-- Opening Marker --

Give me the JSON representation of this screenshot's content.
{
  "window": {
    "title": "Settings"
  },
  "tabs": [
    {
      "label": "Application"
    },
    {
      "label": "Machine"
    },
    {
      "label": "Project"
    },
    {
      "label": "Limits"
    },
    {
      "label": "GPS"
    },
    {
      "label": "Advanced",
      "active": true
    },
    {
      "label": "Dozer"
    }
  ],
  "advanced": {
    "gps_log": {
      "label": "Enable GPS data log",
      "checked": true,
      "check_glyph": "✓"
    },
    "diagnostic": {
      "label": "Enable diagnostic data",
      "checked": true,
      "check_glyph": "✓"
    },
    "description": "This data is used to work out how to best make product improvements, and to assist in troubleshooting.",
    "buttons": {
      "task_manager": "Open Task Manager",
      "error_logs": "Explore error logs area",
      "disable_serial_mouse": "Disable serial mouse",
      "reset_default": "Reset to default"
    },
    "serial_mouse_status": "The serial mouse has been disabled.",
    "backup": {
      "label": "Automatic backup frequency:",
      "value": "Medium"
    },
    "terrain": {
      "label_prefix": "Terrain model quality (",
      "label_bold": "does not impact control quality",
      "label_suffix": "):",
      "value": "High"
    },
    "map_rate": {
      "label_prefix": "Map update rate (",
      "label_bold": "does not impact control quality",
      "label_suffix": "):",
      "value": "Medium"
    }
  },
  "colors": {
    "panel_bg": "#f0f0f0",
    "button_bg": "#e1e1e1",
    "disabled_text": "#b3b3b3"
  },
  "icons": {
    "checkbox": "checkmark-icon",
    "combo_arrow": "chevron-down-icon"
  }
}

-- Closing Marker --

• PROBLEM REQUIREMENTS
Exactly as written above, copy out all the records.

• COMPLETED TASK
Give me the JSON representation of this screenshot's content.
{
  "window": {
    "title": "Settings"
  },
  "tabs": [
    {
      "label": "Application"
    },
    {
      "label": "Machine"
    },
    {
      "label": "Project"
    },
    {
      "label": "Limits"
    },
    {
      "label": "GPS"
    },
    {
      "label": "Advanced",
      "active": true
    },
    {
      "label": "Dozer"
    }
  ],
  "advanced": {
    "gps_log": {
      "label": "Enable GPS data log",
      "checked": true,
      "check_glyph": "✓"
    },
    "diagnostic": {
      "label": "Enable diagnostic data",
      "checked": true,
      "check_glyph": "✓"
    },
    "description": "This data is used to work out how to best make product improvements, and to assist in troubleshooting.",
    "buttons": {
      "task_manager": "Open Task Manager",
      "error_logs": "Explore error logs area",
      "disable_serial_mouse": "Disable serial mouse",
      "reset_default": "Reset to default"
    },
    "serial_mouse_status": "The serial mouse has been disabled.",
    "backup": {
      "label": "Automatic backup frequency:",
      "value": "Medium"
    },
    "terrain": {
      "label_prefix": "Terrain model quality (",
      "label_bold": "does not impact control quality",
      "label_suffix": "):",
      "value": "High"
    },
    "map_rate": {
      "label_prefix": "Map update rate (",
      "label_bold": "does not impact control quality",
      "label_suffix": "):",
      "value": "Medium"
    }
  },
  "colors": {
    "panel_bg": "#f0f0f0",
    "button_bg": "#e1e1e1",
    "disabled_text": "#b3b3b3"
  },
  "icons": {
    "checkbox": "checkmark-icon",
    "combo_arrow": "chevron-down-icon"
  }
}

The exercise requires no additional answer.